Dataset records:
######

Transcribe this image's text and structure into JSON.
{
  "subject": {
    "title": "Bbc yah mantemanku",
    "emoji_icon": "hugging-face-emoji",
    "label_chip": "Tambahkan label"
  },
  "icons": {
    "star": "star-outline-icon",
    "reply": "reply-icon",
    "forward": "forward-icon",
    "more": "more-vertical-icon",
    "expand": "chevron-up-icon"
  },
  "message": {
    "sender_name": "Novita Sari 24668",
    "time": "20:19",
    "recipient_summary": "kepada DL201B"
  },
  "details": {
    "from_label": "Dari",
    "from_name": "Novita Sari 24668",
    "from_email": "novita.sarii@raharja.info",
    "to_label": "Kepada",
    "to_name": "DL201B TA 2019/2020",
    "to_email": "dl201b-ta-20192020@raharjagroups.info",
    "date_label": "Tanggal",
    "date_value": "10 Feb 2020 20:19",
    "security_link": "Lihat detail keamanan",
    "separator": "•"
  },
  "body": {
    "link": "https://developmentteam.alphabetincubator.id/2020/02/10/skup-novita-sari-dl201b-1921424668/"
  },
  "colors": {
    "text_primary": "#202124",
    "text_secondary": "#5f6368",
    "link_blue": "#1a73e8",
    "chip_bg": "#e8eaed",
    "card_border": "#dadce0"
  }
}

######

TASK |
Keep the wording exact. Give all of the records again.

TASK SOLUTION |
Transcribe this image's text and structure into JSON.
{
  "subject": {
    "title": "Bbc yah mantemanku",
    "emoji_icon": "hugging-face-emoji",
    "label_chip": "Tambahkan label"
  },
  "icons": {
    "star": "star-outline-icon",
    "reply": "reply-icon",
    "forward": "forward-icon",
    "more": "more-vertical-icon",
    "expand": "chevron-up-icon"
  },
  "message": {
    "sender_name": "Novita Sari 24668",
    "time": "20:19",
    "recipient_summary": "kepada DL201B"
  },
  "details": {
    "from_label": "Dari",
    "from_name": "Novita Sari 24668",
    "from_email": "novita.sarii@raharja.info",
    "to_label": "Kepada",
    "to_name": "DL201B TA 2019/2020",
    "to_email": "dl201b-ta-20192020@raharjagroups.info",
    "date_label": "Tanggal",
    "date_value": "10 Feb 2020 20:19",
    "security_link": "Lihat detail keamanan",
    "separator": "•"
  },
  "body": {
    "link": "https://developmentteam.alphabetincubator.id/2020/02/10/skup-novita-sari-dl201b-1921424668/"
  },
  "colors": {
    "text_primary": "#202124",
    "text_secondary": "#5f6368",
    "link_blue": "#1a73e8",
    "chip_bg": "#e8eaed",
    "card_border": "#dadce0"
  }
}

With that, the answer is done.